For the sake of mission effectiveness, the Lay Mission Project operates in full collaboration with the diocesan ordinary (bishop), and integrates into the operations of the local diocese. In order to expand to your diocese, we encourage you to bring the Lay Mission Project to the attention of your diocese, and to discuss it with your pastor, and to contact us for more information. In this phase of expansion of the Lay Mission Project, we will have to beg your patience as our growth is gradual. Please let us know of your interest and keep in touch!
There are a few amazing ways you can support us:
- Pray! Our Lord encourages us, “If two of you agree on earth about anything for which they are to pray, it shall be granted to them by my heavenly Father” (Mt 18:19). In other words, your prayers work! So please pray with us for the effectiveness of this project.
- Donate: As a non-profit ministry, we run entirely on donations. Though we have received much generous support from many incredible people and organizations, we still need financial help to spread this formation to Catholics across the country. If this is something that speaks to you, please consider donating to help us continue to build the Lay Mission Project.

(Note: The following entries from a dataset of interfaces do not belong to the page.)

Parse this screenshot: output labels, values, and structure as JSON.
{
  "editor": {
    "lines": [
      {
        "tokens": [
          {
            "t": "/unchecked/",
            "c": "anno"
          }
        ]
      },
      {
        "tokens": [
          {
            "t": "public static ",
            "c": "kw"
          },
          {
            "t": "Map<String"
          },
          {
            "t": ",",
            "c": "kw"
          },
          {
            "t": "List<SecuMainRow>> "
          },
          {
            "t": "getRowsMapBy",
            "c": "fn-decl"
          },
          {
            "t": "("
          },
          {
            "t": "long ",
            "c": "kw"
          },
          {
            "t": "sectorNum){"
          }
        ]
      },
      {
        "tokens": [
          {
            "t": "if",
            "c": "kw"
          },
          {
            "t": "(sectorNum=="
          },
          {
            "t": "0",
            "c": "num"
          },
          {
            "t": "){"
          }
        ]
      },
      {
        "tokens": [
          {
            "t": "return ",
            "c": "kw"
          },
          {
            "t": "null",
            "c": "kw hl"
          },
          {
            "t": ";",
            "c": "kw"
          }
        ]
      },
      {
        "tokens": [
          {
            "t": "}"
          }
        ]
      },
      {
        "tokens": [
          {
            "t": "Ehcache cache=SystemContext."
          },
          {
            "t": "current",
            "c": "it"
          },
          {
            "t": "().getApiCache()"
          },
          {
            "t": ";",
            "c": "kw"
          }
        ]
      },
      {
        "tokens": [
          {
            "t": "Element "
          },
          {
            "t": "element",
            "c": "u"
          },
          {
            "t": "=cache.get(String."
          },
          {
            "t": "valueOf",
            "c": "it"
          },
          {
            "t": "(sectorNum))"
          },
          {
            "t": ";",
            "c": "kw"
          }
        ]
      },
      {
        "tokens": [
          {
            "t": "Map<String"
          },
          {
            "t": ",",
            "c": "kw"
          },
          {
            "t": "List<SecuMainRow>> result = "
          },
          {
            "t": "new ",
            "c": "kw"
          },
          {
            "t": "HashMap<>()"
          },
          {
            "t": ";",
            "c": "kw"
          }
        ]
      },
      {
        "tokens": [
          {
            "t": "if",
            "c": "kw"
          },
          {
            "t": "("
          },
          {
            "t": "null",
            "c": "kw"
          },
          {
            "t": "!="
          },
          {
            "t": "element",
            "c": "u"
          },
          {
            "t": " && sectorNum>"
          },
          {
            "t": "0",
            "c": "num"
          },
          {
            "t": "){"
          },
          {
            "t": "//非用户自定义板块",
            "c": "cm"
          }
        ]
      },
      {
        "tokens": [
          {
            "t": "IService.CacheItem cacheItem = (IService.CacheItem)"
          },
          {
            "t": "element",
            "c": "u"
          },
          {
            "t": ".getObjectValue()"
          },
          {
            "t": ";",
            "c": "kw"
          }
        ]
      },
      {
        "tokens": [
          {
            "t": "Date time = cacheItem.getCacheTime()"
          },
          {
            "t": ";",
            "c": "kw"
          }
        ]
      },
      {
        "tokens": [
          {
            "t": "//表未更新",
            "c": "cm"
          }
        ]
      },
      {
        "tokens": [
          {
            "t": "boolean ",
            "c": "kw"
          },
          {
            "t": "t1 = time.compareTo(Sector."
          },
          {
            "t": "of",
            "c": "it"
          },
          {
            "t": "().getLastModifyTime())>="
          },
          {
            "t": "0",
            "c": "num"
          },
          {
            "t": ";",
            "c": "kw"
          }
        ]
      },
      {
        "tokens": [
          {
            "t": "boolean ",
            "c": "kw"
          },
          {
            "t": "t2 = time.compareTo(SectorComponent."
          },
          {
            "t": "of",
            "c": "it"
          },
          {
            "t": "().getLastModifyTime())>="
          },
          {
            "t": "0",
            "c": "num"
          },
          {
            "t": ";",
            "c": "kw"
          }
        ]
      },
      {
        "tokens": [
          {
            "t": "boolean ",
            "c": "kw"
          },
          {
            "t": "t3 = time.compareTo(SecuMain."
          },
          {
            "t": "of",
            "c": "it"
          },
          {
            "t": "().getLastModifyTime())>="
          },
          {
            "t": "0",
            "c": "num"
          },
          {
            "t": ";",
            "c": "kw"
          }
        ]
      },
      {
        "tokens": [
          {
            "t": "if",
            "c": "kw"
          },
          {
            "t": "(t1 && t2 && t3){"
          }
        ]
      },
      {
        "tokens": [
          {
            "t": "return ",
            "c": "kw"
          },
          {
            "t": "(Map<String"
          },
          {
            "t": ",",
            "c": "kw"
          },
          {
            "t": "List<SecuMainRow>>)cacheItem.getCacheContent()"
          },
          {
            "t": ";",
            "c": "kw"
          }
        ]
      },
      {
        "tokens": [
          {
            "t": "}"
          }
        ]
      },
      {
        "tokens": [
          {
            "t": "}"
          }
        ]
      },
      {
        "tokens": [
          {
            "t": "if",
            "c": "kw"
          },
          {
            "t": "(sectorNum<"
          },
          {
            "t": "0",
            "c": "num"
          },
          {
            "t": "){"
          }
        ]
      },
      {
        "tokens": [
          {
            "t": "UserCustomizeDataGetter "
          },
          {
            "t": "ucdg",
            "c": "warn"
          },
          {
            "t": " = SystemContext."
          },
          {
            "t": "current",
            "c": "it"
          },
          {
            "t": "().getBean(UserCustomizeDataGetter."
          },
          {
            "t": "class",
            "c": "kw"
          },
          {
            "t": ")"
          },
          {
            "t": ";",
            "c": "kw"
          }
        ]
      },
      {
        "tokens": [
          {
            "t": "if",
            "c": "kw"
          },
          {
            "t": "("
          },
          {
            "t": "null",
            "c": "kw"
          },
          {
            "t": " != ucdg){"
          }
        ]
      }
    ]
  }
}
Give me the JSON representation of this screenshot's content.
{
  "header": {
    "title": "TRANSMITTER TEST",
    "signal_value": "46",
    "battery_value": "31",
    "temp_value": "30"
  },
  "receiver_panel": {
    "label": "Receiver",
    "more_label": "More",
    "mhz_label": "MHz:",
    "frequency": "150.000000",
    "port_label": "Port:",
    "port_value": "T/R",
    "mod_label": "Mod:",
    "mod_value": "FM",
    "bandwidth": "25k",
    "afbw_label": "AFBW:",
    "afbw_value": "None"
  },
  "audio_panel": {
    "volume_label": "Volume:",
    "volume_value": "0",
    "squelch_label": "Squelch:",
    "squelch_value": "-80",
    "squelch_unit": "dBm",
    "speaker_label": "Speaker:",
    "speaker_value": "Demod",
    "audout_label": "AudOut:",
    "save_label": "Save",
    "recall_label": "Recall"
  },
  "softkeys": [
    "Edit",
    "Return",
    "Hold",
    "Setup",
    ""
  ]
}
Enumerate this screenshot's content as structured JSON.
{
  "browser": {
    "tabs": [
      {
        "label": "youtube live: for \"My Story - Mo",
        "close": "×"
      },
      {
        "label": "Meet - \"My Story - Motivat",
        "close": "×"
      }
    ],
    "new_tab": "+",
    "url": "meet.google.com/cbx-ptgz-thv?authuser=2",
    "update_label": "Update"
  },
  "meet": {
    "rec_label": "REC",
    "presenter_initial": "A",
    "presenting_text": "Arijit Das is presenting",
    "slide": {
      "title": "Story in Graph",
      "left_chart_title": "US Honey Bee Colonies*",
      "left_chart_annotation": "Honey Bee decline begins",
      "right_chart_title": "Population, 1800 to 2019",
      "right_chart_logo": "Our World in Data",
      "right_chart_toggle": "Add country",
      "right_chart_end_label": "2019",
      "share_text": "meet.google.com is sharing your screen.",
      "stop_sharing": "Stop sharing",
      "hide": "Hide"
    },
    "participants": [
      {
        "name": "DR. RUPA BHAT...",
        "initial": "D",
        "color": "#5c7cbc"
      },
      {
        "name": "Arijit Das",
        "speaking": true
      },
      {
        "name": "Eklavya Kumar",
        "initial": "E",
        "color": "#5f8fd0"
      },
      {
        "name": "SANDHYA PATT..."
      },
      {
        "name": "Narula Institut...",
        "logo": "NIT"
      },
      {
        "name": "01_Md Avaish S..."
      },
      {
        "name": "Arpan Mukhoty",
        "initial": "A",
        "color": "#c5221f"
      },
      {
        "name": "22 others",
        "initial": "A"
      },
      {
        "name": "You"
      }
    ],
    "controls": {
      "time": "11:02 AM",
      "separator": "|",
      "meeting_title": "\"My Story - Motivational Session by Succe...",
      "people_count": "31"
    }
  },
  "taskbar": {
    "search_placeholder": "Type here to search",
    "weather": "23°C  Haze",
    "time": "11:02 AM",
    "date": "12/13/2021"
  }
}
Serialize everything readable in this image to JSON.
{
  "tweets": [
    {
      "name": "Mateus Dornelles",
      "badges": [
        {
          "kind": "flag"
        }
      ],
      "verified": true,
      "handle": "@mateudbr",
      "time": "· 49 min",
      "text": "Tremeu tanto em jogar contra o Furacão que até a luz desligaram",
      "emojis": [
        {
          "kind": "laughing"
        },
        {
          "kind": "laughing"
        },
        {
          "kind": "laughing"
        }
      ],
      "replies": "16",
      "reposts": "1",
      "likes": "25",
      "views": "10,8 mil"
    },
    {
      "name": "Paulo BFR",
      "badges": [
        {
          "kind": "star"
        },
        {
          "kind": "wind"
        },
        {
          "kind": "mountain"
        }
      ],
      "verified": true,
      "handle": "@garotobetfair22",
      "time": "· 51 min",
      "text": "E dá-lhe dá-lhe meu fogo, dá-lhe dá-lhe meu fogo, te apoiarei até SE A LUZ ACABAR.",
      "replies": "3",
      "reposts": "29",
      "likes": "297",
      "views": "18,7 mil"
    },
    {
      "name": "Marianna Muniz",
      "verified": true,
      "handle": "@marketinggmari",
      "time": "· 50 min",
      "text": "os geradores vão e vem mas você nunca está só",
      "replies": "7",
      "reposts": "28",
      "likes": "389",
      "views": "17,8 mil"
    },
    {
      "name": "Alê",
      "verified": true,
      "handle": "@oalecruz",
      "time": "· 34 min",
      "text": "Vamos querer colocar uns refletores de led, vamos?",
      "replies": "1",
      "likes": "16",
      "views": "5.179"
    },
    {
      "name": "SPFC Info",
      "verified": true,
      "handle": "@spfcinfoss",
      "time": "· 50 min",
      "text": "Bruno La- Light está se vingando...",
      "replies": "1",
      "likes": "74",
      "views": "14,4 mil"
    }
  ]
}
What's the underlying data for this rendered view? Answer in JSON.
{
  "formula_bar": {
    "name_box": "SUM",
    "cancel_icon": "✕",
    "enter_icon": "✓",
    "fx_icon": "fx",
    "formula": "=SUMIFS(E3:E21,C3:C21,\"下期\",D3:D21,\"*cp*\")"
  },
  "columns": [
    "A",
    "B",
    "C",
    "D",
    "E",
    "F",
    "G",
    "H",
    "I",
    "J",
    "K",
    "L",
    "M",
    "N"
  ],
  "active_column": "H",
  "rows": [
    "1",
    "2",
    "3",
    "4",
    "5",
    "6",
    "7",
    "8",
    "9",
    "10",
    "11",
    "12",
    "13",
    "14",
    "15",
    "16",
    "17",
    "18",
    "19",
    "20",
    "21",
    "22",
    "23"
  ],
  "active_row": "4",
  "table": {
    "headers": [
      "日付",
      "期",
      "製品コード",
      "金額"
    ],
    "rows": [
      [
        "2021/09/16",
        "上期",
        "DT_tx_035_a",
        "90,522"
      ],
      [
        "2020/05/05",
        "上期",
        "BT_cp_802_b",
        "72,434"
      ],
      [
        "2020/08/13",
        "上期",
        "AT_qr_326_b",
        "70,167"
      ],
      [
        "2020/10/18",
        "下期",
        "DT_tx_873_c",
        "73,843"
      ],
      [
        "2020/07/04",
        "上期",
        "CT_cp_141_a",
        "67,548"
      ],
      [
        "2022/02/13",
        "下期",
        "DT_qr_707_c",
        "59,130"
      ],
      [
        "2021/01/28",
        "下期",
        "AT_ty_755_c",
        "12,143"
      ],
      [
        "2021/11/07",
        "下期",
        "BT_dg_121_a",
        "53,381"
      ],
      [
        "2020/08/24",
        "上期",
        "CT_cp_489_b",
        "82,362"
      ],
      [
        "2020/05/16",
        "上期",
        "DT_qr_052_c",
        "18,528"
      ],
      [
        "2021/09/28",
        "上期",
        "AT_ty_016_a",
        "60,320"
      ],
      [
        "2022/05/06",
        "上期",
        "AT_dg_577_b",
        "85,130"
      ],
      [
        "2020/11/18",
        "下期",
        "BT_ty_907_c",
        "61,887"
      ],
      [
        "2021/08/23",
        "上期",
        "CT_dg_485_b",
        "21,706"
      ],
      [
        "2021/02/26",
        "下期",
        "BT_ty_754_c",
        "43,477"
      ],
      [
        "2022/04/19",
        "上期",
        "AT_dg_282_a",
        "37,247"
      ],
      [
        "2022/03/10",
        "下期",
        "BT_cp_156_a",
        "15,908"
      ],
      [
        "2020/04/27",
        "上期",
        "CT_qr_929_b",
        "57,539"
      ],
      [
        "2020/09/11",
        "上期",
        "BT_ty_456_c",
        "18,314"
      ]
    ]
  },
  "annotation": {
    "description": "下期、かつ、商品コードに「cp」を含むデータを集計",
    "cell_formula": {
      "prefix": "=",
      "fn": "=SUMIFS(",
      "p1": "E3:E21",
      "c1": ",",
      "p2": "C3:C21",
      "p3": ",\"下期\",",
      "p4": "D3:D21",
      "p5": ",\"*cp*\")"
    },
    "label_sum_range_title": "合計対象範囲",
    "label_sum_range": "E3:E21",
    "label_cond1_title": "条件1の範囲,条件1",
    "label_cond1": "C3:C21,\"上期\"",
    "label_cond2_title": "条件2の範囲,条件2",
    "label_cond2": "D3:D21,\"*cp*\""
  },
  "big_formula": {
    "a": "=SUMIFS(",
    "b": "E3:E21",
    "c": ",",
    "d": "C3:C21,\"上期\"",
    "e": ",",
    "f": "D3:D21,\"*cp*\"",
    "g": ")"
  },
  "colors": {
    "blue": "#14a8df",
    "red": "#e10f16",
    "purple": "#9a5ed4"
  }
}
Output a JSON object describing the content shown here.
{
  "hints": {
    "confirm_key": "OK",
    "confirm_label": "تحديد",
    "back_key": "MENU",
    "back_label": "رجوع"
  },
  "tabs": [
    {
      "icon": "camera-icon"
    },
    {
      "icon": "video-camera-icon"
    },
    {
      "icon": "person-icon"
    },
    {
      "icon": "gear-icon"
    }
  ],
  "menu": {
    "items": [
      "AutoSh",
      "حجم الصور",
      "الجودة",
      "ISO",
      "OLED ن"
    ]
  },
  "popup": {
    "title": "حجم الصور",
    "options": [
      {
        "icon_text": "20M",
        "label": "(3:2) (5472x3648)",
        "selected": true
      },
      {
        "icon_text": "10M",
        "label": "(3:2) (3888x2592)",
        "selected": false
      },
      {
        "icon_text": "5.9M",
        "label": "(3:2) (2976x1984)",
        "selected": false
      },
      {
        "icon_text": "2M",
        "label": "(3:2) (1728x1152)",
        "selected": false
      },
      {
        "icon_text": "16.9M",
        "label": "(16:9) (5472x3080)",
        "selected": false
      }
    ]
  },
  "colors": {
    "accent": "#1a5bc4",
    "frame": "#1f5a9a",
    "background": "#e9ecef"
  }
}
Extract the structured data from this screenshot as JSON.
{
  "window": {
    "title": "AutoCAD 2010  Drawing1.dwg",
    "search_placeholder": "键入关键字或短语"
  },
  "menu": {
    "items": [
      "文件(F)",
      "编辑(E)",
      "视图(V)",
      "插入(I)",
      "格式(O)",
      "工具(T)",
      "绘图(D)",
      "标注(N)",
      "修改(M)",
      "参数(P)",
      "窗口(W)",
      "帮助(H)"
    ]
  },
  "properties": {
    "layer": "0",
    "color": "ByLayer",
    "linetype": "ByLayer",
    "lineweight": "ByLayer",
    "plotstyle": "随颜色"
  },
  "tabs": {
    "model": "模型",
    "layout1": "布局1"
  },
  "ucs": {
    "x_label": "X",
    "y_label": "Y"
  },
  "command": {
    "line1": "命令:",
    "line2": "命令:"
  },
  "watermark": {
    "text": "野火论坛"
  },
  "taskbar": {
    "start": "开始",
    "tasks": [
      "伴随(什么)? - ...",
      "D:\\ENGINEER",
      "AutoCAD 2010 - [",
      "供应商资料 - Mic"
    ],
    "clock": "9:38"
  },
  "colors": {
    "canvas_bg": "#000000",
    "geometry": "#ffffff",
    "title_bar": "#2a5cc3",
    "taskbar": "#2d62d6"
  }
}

- Bring us to your diocese! If you think the Lay Mission Project is something your diocese would benefit from, talk to your local bishop, diocesan office or pastor about bringing us to your diocese. We cannot grow without new dioceses to go to, so we would appreciate your help in getting us to new places!